You can search for a local health center or clinic with free COVID-19 tests near you using a tool on the HHS website.

How did the free COVID-19 test program from USPS work?

In January, President Joe Biden announced the launch of CovidTests.gov, a website that let households order four free rapid antigen COVID-19 tests shipped by USPS. The site added four more free tests in March, and then another eight more in May. 

Unlike some complicated government applications, ordering free tests from the Postal Service was simple. It took less than two minutes to complete a short form asking for your name and mailing address, and the tests shipped in about a week or two. Americans without internet access or those who had trouble ordering online could request tests using a toll-free phone number.

A phone recording at that COVID-19 hotline reiterates that test orders have been suspended, but it also mentions that people who are blind or have low vision can order specially designed COVID-19 tests that are more accessible. However, a representative on the hotline said that those tests are no longer available for order either.

Why has USPS stopped taking orders for free COVID-19 tests?

According to the White House, without new funding for Congress to pay for at-home COVID-19 tests, the government needs to conserve the supply that it has remaining in case of a major COVID-19 outbreak this fall. The Biden administration has been urging Congress to approve more money to fight the pandemic for most of 2022, but efforts have stalled

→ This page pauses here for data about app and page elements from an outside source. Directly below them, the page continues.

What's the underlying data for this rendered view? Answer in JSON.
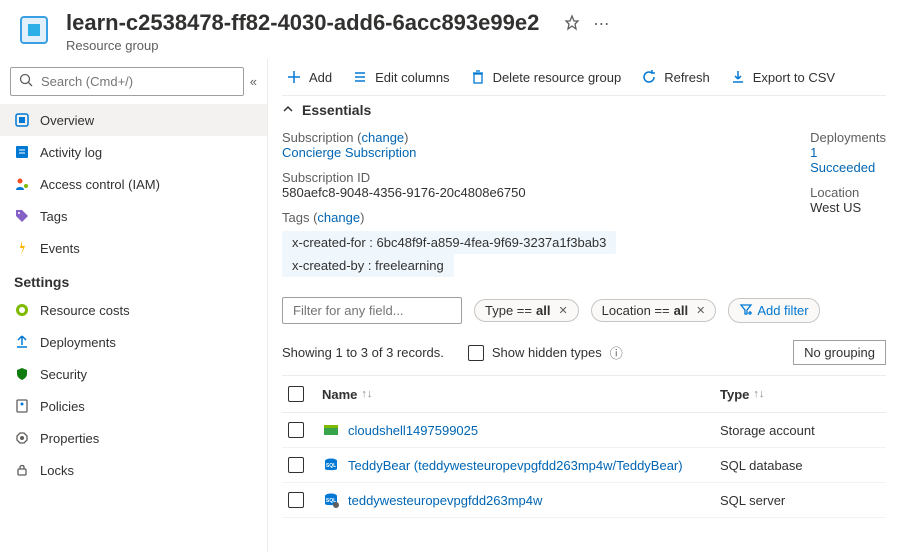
{
  "header": {
    "title": "learn-c2538478-ff82-4030-add6-6acc893e99e2",
    "subtitle": "Resource group"
  },
  "search": {
    "placeholder": "Search (Cmd+/)"
  },
  "sidebar": {
    "items": [
      {
        "label": "Overview"
      },
      {
        "label": "Activity log"
      },
      {
        "label": "Access control (IAM)"
      },
      {
        "label": "Tags"
      },
      {
        "label": "Events"
      }
    ],
    "settings_header": "Settings",
    "settings": [
      {
        "label": "Resource costs"
      },
      {
        "label": "Deployments"
      },
      {
        "label": "Security"
      },
      {
        "label": "Policies"
      },
      {
        "label": "Properties"
      },
      {
        "label": "Locks"
      }
    ]
  },
  "toolbar": {
    "add": "Add",
    "edit_columns": "Edit columns",
    "delete": "Delete resource group",
    "refresh": "Refresh",
    "export": "Export to CSV"
  },
  "essentials": {
    "header": "Essentials",
    "subscription_label": "Subscription",
    "subscription_change": "change",
    "subscription_name": "Concierge Subscription",
    "subscription_id_label": "Subscription ID",
    "subscription_id": "580aefc8-9048-4356-9176-20c4808e6750",
    "tags_label": "Tags",
    "tags_change": "change",
    "tag1": "x-created-for : 6bc48f9f-a859-4fea-9f69-3237a1f3bab3",
    "tag2": "x-created-by : freelearning",
    "deployments_label": "Deployments",
    "deployments_value": "1 Succeeded",
    "location_label": "Location",
    "location_value": "West US"
  },
  "filter": {
    "placeholder": "Filter for any field...",
    "type_pill_prefix": "Type == ",
    "type_pill_value": "all",
    "loc_pill_prefix": "Location == ",
    "loc_pill_value": "all",
    "add_filter": "Add filter"
  },
  "records": {
    "status": "Showing 1 to 3 of 3 records.",
    "show_hidden": "Show hidden types",
    "grouping": "No grouping"
  },
  "table": {
    "col_name": "Name",
    "col_type": "Type",
    "rows": [
      {
        "name": "cloudshell1497599025",
        "type": "Storage account"
      },
      {
        "name": "TeddyBear (teddywesteuropevpgfdd263mp4w/TeddyBear)",
        "type": "SQL database"
      },
      {
        "name": "teddywesteuropevpgfdd263mp4w",
        "type": "SQL server"
      }
    ]
  }
}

A $1.5 trillion omnibus spending bill in the spring was passed only after removing all funding for COVID-19. In a March 9 letter to colleagues, House Speaker Nancy Pelosi blamed the lack of COVID-19 funding on Republicans' insistence that all money be offset by cuts elsewhere, to which several Democrats objected.

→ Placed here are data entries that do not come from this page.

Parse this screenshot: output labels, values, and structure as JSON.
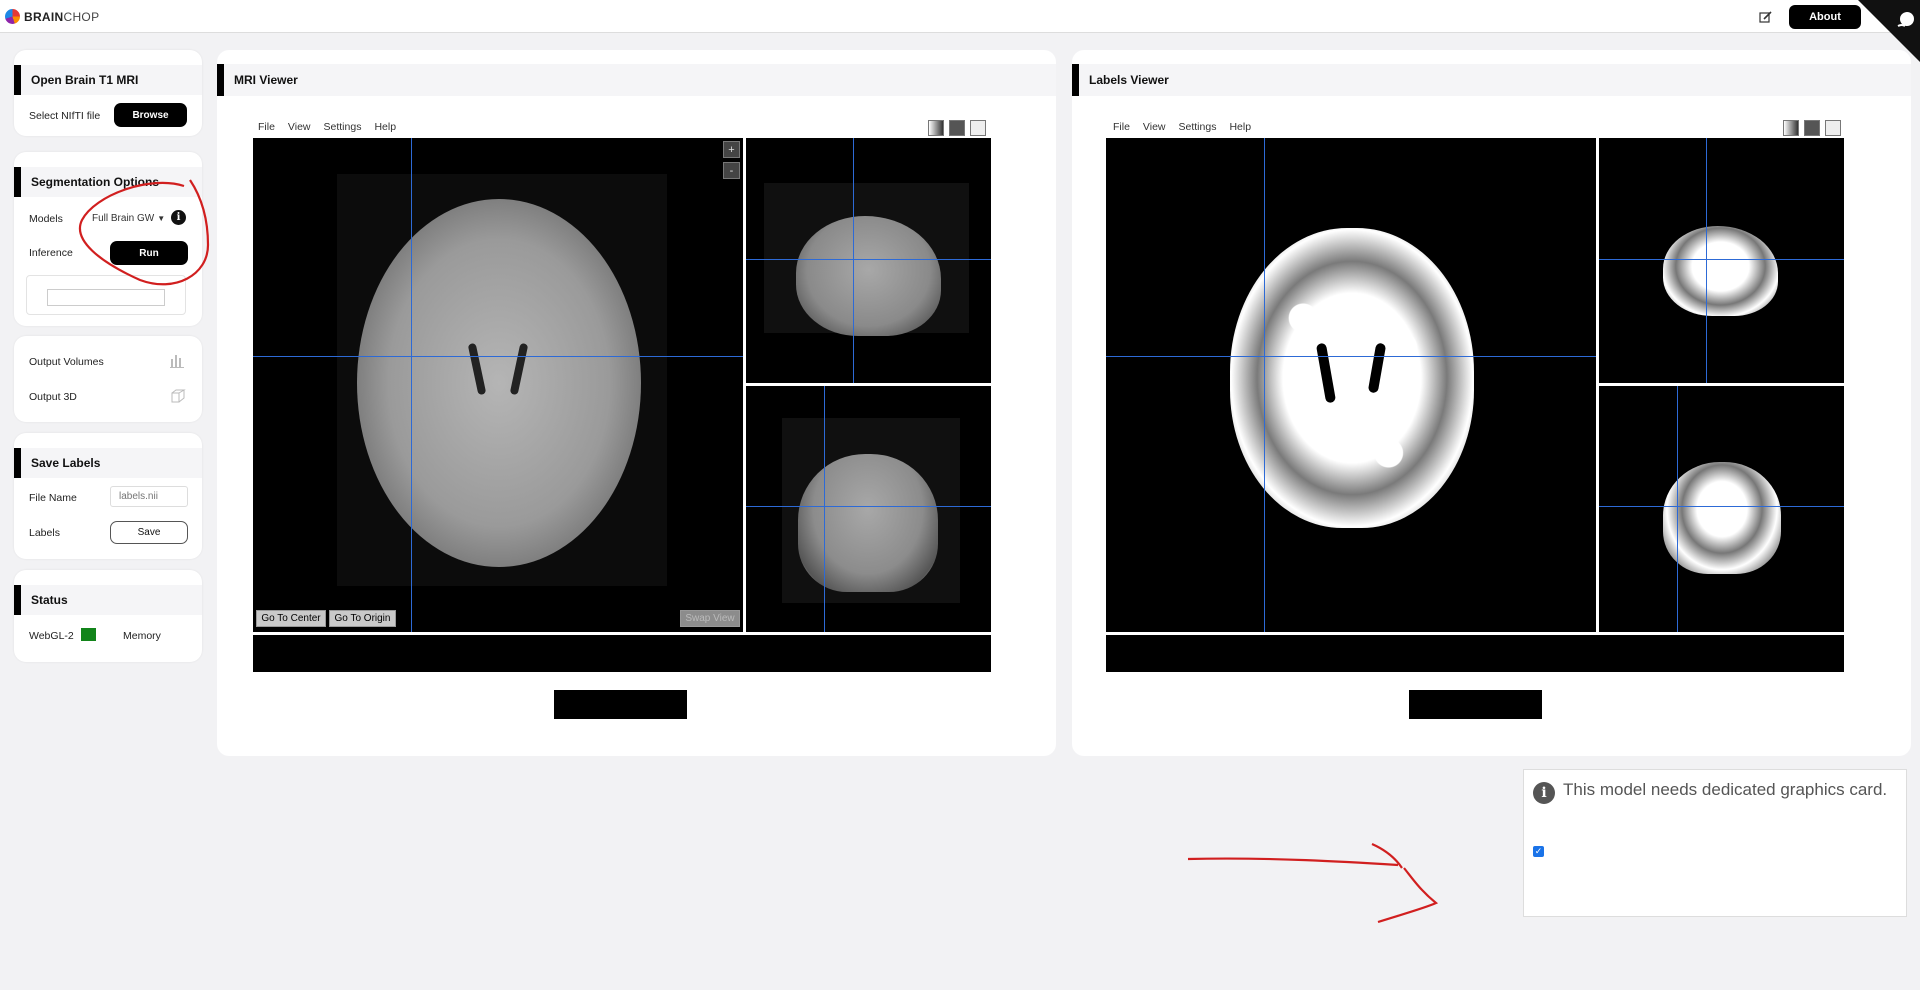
{
  "app": {
    "brand_bold": "BRAIN",
    "brand_rest": "CHOP",
    "about_label": "About"
  },
  "left": {
    "open_card": {
      "title": "Open Brain T1 MRI",
      "select_label": "Select NIfTI file",
      "browse_label": "Browse"
    },
    "seg_card": {
      "title": "Segmentation Options",
      "models_label": "Models",
      "model_value": "Full Brain GW",
      "inference_label": "Inference",
      "run_label": "Run"
    },
    "output_card": {
      "volumes_label": "Output Volumes",
      "output3d_label": "Output 3D"
    },
    "save_card": {
      "title": "Save Labels",
      "filename_label": "File Name",
      "filename_placeholder": "labels.nii",
      "labels_label": "Labels",
      "save_label": "Save"
    },
    "status_card": {
      "title": "Status",
      "webgl_label": "WebGL-2",
      "webgl_color": "#12841a",
      "memory_label": "Memory"
    }
  },
  "mri_viewer": {
    "title": "MRI Viewer",
    "menu": [
      "File",
      "View",
      "Settings",
      "Help"
    ],
    "zoom_in": "+",
    "zoom_out": "-",
    "go_center": "Go To Center",
    "go_origin": "Go To Origin",
    "swap_view": "Swap View"
  },
  "labels_viewer": {
    "title": "Labels Viewer",
    "menu": [
      "File",
      "View",
      "Settings",
      "Help"
    ]
  },
  "notification": {
    "message": "This model needs dedicated graphics card.",
    "checkbox_checked": true
  },
  "colors": {
    "crosshair": "#2d6ad6",
    "annotation": "#d11f1f"
  }
}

The Biden administration has suggested that as many as 100 million Americans could be infected with COVID-19 this fall and winter. The White House also recently extended the public health emergency order until Jan. 11, 2023.

Will the Postal Service program for free COVID-19 tests return?

It's all about the funding. In an interview with NBC News, an unnamed senior Biden official said, "If Congress provides funding, we will expeditiously resume distribution of free tests through CovidTests.gov."

On Sept. 2, Office of Management and Budget director Shalanda Young announced that the White House is now asking Congress for $22.4 million in funding to "meet immediate short-term domestic needs, including testing; accelerate the research and development of next-generation vaccines and therapeutics; prepare for future variants; and support the global response to COVID-19."

For more on COVID-19 at-home testing, learn about the COVID-19 testing guidelines from the Food and Drug Administration and how to spot fake COVID tests

The information contained in this article is for educational and informational purposes only and is not intended as health or medical advice. Always consult a physician or other qualified health provider regarding any questions you may have about a medical condition or health objectives.